By Fred Owens
Three Stories about Health Care
Everybody calls him Zappa because that's who he looks like, but his name is Marc Daniel. He lives in Mount Vernon in the Skagit Valley. I have known him more than 35 years since we used to work in the flower fields picking daffodils for the Lefeber Bulb Company. We weren't really friends at that time because of his cocaine and Wild Turkey habit and he talked way too loud and too fast. But he overcame the drugs and we became friends although he still talks too loud and too fast.
I called him last week and he told me about the severe pain in his neck, which he got from a car accident more than a year ago. "Sometimes it hurts so bad that I forget about the COPD. But I get winded very easily these days like climbing stairs." Does he still smoke? I don't ask questions like that. He went on to complain about the doctor who treats him for Hep C, or hepatitis C. "I had to wait one hour for his appointment. Every time I go there I have to wait one hour. My primary care doctor told me don't bother getting mad because that doctor is always late for everybody. Anyway, I only need to go back in 12 weeks for a followup. So the Hep C is under control, for now."
I have only known Bruce Byers a few years, from the Santa Barbara Kiwanis Club. He was a naval chaplain, twenty years in the Reserves and several years on active duty. Bruce gave me a full record of his naval service, onboard ship during Desert Storm and two years at a naval base in Japan. The thing about being a chaplain is that you don't get to preach your own brand of religion, but you need to serve everyone who walks in the door who wants to talk, or who wants to listen, or who wants to jump overboard -- the chaplain probably has a mandate to resist that last request..... These are important details -- I need to take notes.

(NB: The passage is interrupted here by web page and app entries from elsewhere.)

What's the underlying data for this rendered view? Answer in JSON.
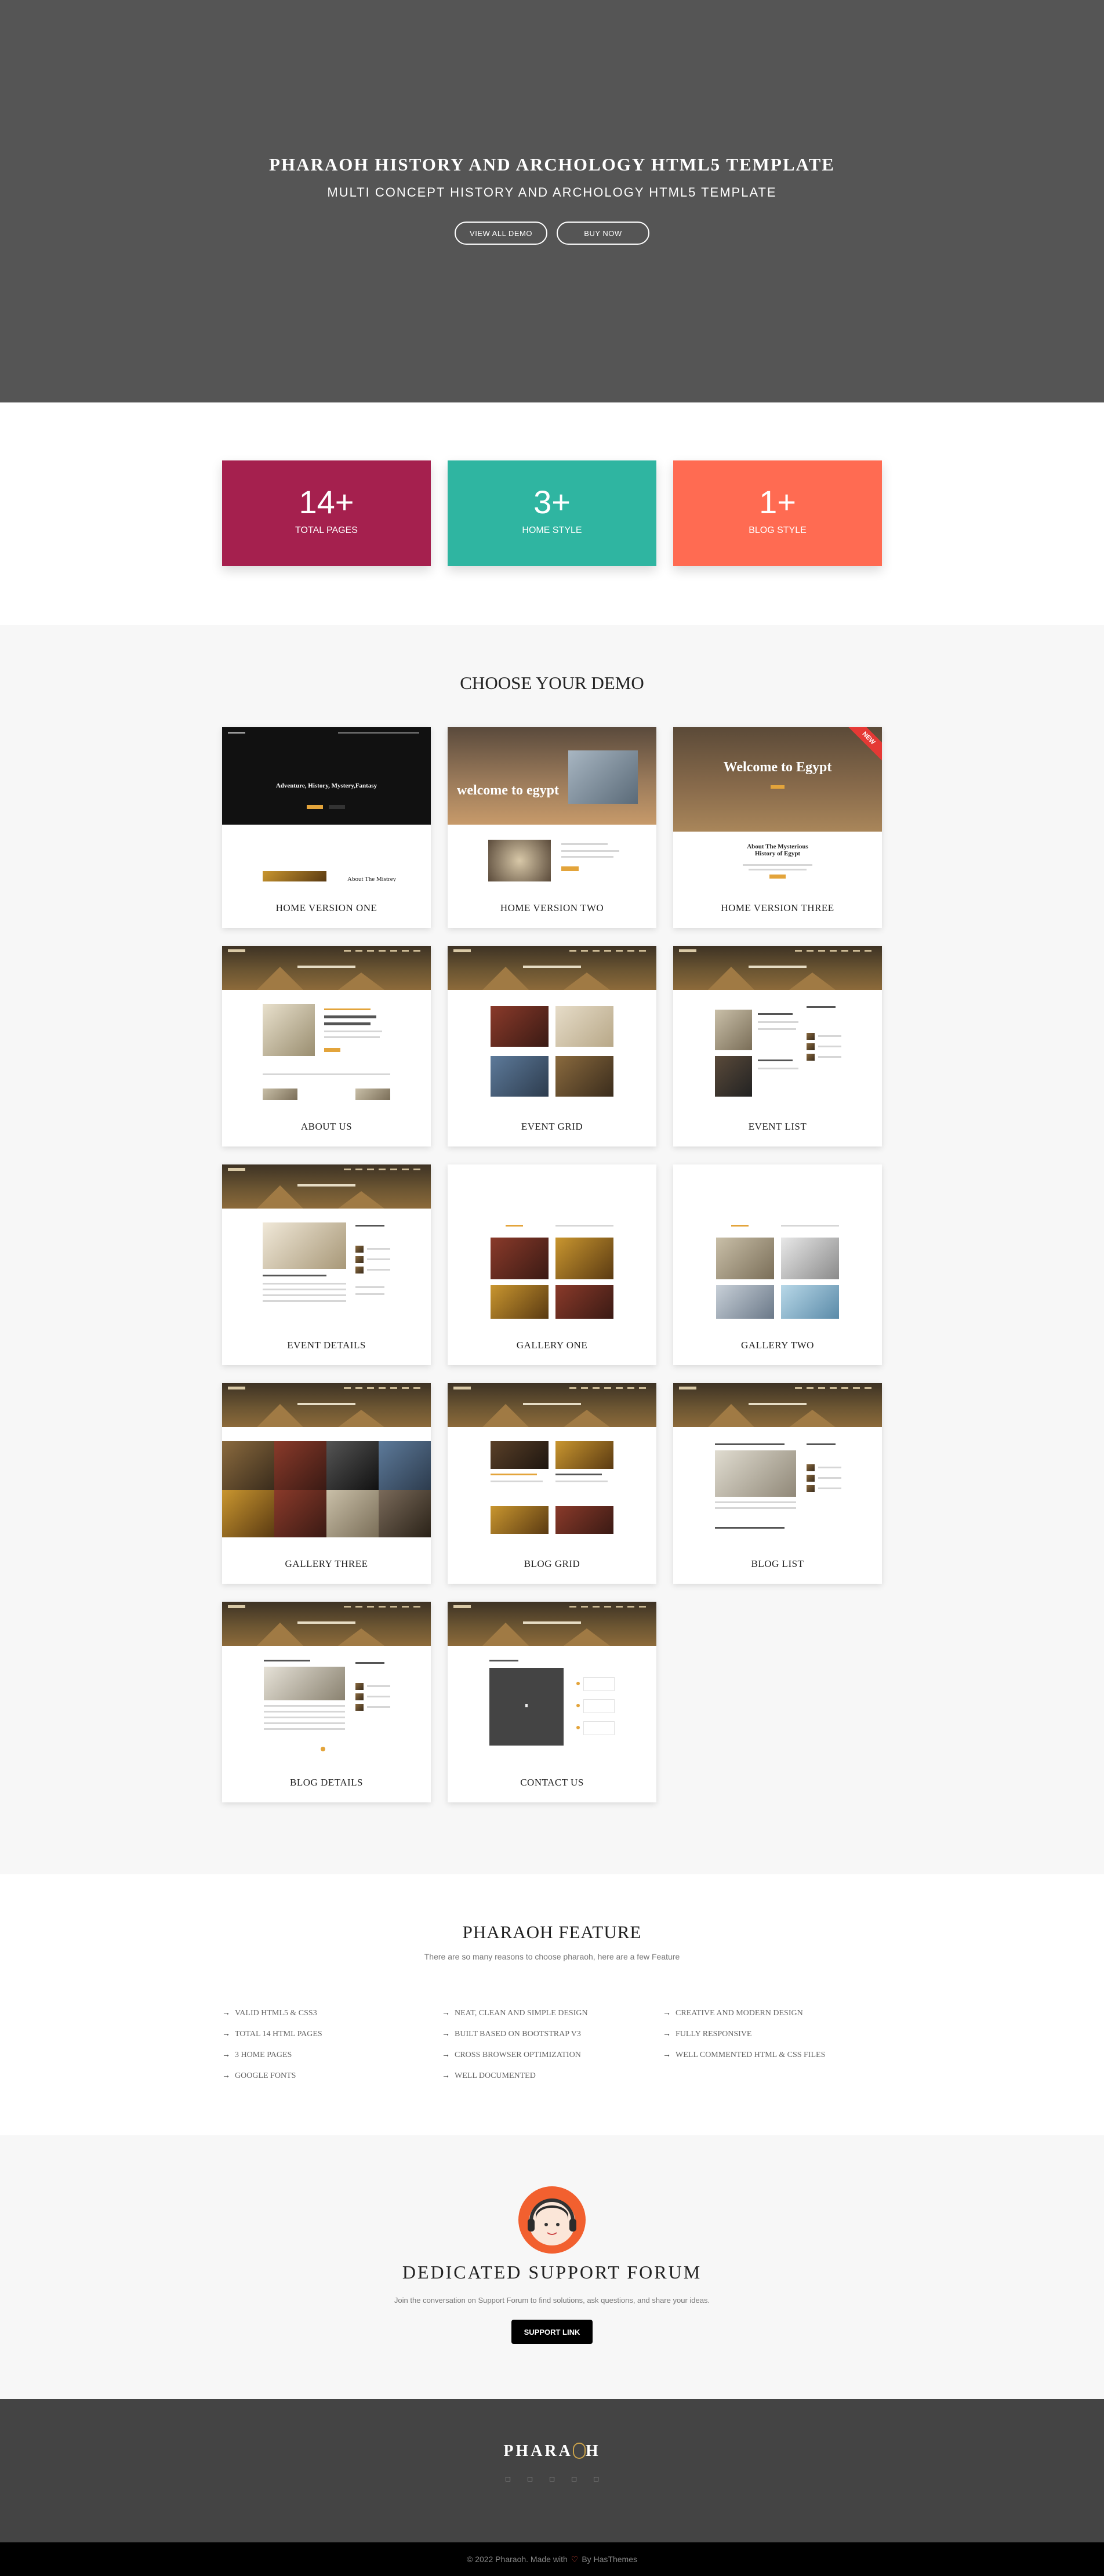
{
  "hero": {
    "title": "PHARAOH HISTORY AND ARCHOLOGY HTML5 TEMPLATE",
    "subtitle": "MULTI CONCEPT HISTORY AND ARCHOLOGY HTML5 TEMPLATE",
    "buttons": [
      "VIEW ALL DEMO",
      "BUY NOW"
    ]
  },
  "stats": [
    {
      "number": "14+",
      "label": "TOTAL PAGES",
      "color": "#a5204e"
    },
    {
      "number": "3+",
      "label": "HOME STYLE",
      "color": "#2fb5a1"
    },
    {
      "number": "1+",
      "label": "BLOG STYLE",
      "color": "#ff6b52"
    }
  ],
  "demos": {
    "title": "CHOOSE YOUR DEMO",
    "new_badge": "NEW",
    "home1_text": "Adventure, History, Mystery,Fantasy",
    "home1_about": "About The Mistrey",
    "home2_text": "welcome to egypt",
    "home3_text": "Welcome to Egypt",
    "home3_about": "About The Mysterious History of Egypt",
    "items": [
      "HOME VERSION ONE",
      "HOME VERSION TWO",
      "HOME VERSION THREE",
      "ABOUT US",
      "EVENT GRID",
      "EVENT LIST",
      "EVENT DETAILS",
      "GALLERY ONE",
      "GALLERY TWO",
      "GALLERY THREE",
      "BLOG GRID",
      "BLOG LIST",
      "BLOG DETAILS",
      "CONTACT US"
    ]
  },
  "features": {
    "title": "PHARAOH FEATURE",
    "subtitle": "There are so many reasons to choose pharaoh, here are a few Feature",
    "columns": [
      [
        "VALID HTML5 & CSS3",
        "TOTAL 14 HTML PAGES",
        "3 HOME PAGES",
        "GOOGLE FONTS"
      ],
      [
        "NEAT, CLEAN AND SIMPLE DESIGN",
        "BUILT BASED ON BOOTSTRAP V3",
        "CROSS BROWSER OPTIMIZATION",
        "WELL DOCUMENTED"
      ],
      [
        "CREATIVE AND MODERN DESIGN",
        "FULLY RESPONSIVE",
        "WELL COMMENTED HTML & CSS FILES"
      ]
    ]
  },
  "support": {
    "title": "DEDICATED SUPPORT FORUM",
    "subtitle": "Join the conversation on Support Forum to find solutions, ask questions, and share your ideas.",
    "button": "SUPPORT LINK"
  },
  "footer": {
    "logo_left": "PHARA",
    "logo_right": "H",
    "social_icons": [
      "facebook-icon",
      "twitter-icon",
      "google-plus-icon",
      "linkedin-icon",
      "pinterest-icon"
    ],
    "copyright_left": "© 2022 Pharaoh. Made with",
    "copyright_right": "By HasThemes"
  }
}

Today is Saturday. For Bruce that means he goes to the kidney dialysis center for a three-hour session in the chair. Every Saturday, Tuesday, and Thursday he goes for three hours. He brings his smart phone, his laptop and maybe a book. You can call him. You can be sure he's going to be there. I can be selfish about this. Everybody I know gets busy and they might not have time to talk with me. Not Bruce. I know where he is, three times a week. I call he answers. That's a comfort for me. I have been to the dialysis center twice and sat with him for a few minutes. He is hooked up to this very expensive looking gizmo that cleans his blood.
It's a good thing if you have two working kidneys because they are on the job 24/7. Bruce is a on two kidney transplant waiting lists. The local list has him waiting 8 years. But his naval service puts him on another list, only 2 years. Either way you do not get a new kidney, but a used one, and the donor needs to be under 40 years of age, meaning the kidney is 40 years old and good for decades more service. Bruce is a good fellow to talk to. He gave me a detailed description of the surgical procedure on his knee that led to an infection that even powerful antibiotics could not stop. The infection ultimately trashed his kidneys and that got him to the chair.
Jim Langley is a New York Life Insurance agent. He is mainly retired now. I also know Jim from the Santa Barbara Kiwanis Club. Last week he drove down to the UCLA medical center for a biopsy on his prostate. The prostate is a mystery to me. They cause so much trouble. I don't even know why we have them. Women get along fine without them. I could read some article on Web MD and study up on it. Jim is undergoing treatment for prostate cancer. He says the doctors in Santa Barbara are pretty good, but the doctors in UCLA have the latest technology, so he makes the two-hour drive to get that top-quality service. When I interviewed him for this story, well this is California, so I asked him about traffic on the 101. He said he flew down there like he had angel wings and got there in one hour and 45 minutes, early for the appointment, got it done, and then flew down the freeway back to Santa Barbara. You're a happy man in California if you can beat the traffic on the 101 thanks to those angel wings.
Laurie, my darling girlfriend and home companion, just know handed me her iPad with the Web MD prostate primer open for me to read. Time to study up. The prostate does have a purpose, but there are several design flaws in my opinion.
I will continue to monitor and interview these three men and keep you posted. They are all three good talkers supplying rich details without running off at the mouth about other things. Not taking notes helps to establish rapport and makes the conversation flow informally. But ultimately I will need to take notes for greater accuracy and find the level of detail without leading to pedantry. The idea is to present their situation in a matter of fact way without drama or depression. This is just what happened.
Books. I have just started the second volume of the Raj Quartet by Paul Scott --- titled the Day of the Scorpion. I am encouraged by the testimony of my college classmate Virginia Smith. She lives in Toronto and she told me she has read the Raj Quartet with great pleasure and more than once.
Movies. Movies we would like to see this Christmas season are -- Roma, the Green Book, the Bohemian Rhapsody and Can You Ever Forgive Me?
Politics. It was with thanks to heaven that we enjoyed the Trump-free days of George Bush's funeral. It took a phalanx of former presidents at the National Cathedral to shut him up, but there was Trump and he was silent. This gave me hope.
My gardening blog is Fred Owens
My writing blog is Frog Hospital